Work to be completed: Repeat each entry in the data, exactly.

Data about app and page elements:

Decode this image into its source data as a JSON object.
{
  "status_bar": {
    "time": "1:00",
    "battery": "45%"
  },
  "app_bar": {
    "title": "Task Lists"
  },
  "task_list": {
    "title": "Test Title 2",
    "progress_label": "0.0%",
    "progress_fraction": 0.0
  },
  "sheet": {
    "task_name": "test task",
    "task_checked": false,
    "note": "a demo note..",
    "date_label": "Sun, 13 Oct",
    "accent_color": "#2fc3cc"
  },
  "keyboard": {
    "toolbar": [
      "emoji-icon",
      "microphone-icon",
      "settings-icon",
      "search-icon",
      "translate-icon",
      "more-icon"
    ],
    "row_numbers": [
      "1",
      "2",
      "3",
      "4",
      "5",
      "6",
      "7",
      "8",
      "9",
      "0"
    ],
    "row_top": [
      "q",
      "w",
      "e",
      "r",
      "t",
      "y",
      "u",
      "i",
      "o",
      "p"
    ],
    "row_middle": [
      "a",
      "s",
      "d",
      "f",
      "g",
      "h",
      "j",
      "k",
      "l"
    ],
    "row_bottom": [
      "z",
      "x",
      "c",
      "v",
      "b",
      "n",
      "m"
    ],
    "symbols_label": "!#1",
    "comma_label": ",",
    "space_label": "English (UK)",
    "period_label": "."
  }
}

Exercise response:
Decode this image into its source data as a JSON object.
{
  "status_bar": {
    "time": "1:00",
    "battery": "45%"
  },
  "app_bar": {
    "title": "Task Lists"
  },
  "task_list": {
    "title": "Test Title 2",
    "progress_label": "0.0%",
    "progress_fraction": 0.0
  },
  "sheet": {
    "task_name": "test task",
    "task_checked": false,
    "note": "a demo note..",
    "date_label": "Sun, 13 Oct",
    "accent_color": "#2fc3cc"
  },
  "keyboard": {
    "toolbar": [
      "emoji-icon",
      "microphone-icon",
      "settings-icon",
      "search-icon",
      "translate-icon",
      "more-icon"
    ],
    "row_numbers": [
      "1",
      "2",
      "3",
      "4",
      "5",
      "6",
      "7",
      "8",
      "9",
      "0"
    ],
    "row_top": [
      "q",
      "w",
      "e",
      "r",
      "t",
      "y",
      "u",
      "i",
      "o",
      "p"
    ],
    "row_middle": [
      "a",
      "s",
      "d",
      "f",
      "g",
      "h",
      "j",
      "k",
      "l"
    ],
    "row_bottom": [
      "z",
      "x",
      "c",
      "v",
      "b",
      "n",
      "m"
    ],
    "symbols_label": "!#1",
    "comma_label": ",",
    "space_label": "English (UK)",
    "period_label": "."
  }
}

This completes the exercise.